On sitting In your work, you are usually at a desk and probably will be at a desk for a long time to come. There are more comfortable ways to work, and you should always be getting up to move around every once in a while to keep your body moving. However, I've observed that sometimes you will get up and stretch just to abandon the task at hand. It's resistance and it gives you an excuse to cease writing because it is challenging and quite frankly painful for your mind and heart. So what? I'm not saying to sit down for 8 hours at a time, take no breaks, and focus solely on your writing...but I am saying that you shouldn't get up just because you don't want to continue. Push through until your work is finished and you've reached a point where it is appropriate to take a break. Getting up constantly will only diffuse your attention and make your work less effective and well thought out.
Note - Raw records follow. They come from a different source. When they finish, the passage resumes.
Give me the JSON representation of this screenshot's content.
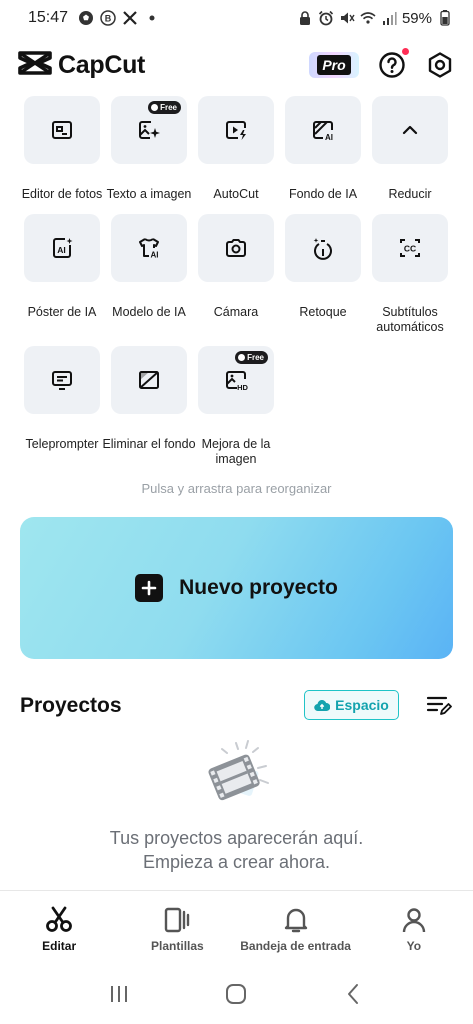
{
  "status_bar": {
    "time": "15:47",
    "battery": "59%",
    "left_icons": [
      "soccer-ball-icon",
      "b-icon",
      "x-logo-icon",
      "dot-icon"
    ],
    "right_icons": [
      "lock-icon",
      "alarm-icon",
      "mute-icon",
      "wifi-icon",
      "signal-icon",
      "battery-icon"
    ]
  },
  "header": {
    "app_name": "CapCut",
    "pro_label": "Pro"
  },
  "tools": [
    {
      "label": "Editor de fotos",
      "icon": "photo-editor-icon",
      "free": false
    },
    {
      "label": "Texto a imagen",
      "icon": "text-to-image-icon",
      "free": true
    },
    {
      "label": "AutoCut",
      "icon": "autocut-icon",
      "free": false
    },
    {
      "label": "Fondo de IA",
      "icon": "ai-background-icon",
      "free": false
    },
    {
      "label": "Reducir",
      "icon": "chevron-up-icon",
      "free": false
    },
    {
      "label": "Póster de IA",
      "icon": "ai-poster-icon",
      "free": false
    },
    {
      "label": "Modelo de IA",
      "icon": "ai-model-icon",
      "free": false
    },
    {
      "label": "Cámara",
      "icon": "camera-icon",
      "free": false
    },
    {
      "label": "Retoque",
      "icon": "retouch-icon",
      "free": false
    },
    {
      "label": "Subtítulos automáticos",
      "icon": "captions-icon",
      "free": false
    },
    {
      "label": "Teleprompter",
      "icon": "teleprompter-icon",
      "free": false
    },
    {
      "label": "Eliminar el fondo",
      "icon": "remove-background-icon",
      "free": false
    },
    {
      "label": "Mejora de la imagen",
      "icon": "image-upscale-icon",
      "free": true
    }
  ],
  "free_label": "Free",
  "hint": "Pulsa y arrastra para reorganizar",
  "new_project": {
    "label": "Nuevo proyecto"
  },
  "projects": {
    "title": "Proyectos",
    "space_button": "Espacio",
    "empty_line1": "Tus proyectos aparecerán aquí.",
    "empty_line2": "Empieza a crear ahora."
  },
  "bottom_nav": [
    {
      "label": "Editar",
      "icon": "scissors-icon",
      "active": true
    },
    {
      "label": "Plantillas",
      "icon": "templates-icon",
      "active": false
    },
    {
      "label": "Bandeja de entrada",
      "icon": "bell-icon",
      "active": false
    },
    {
      "label": "Yo",
      "icon": "profile-icon",
      "active": false
    }
  ],
  "colors": {
    "accent": "#20c3c7",
    "tile_bg": "#eef1f5",
    "card_gradient_start": "#9fe6ef",
    "card_gradient_end": "#5ab3f5"
  }
}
On saying more I've written to you a handful of notes about being reticent and speaking less. I've told you multiple times how wise it would be to stop talking in conversation. I am not retreating from those pieces of advice when I say that I want you to be saying more in the future. Saying more does not mean speaking—in fact, both of these goals have to go hand in hand. You should aim to speak less and say more each and every day. For example, don't tell people why a certain solution is correct, show them. Literally don't say a word and simply demonstrate. That will be powerful, and they won't feel coerced by your words of persuasion. This is about being more intentional with your actions and making sure they speak loudly when they need to. If you're able to restrict your speech to the end of a meeting only when everyone else has spoken, the group will await to hear what you have to say (given that they can see you do have something to say). Yielding to others says just as much (and more) as loudly challenging them. This is your challenge. Speak less, say more.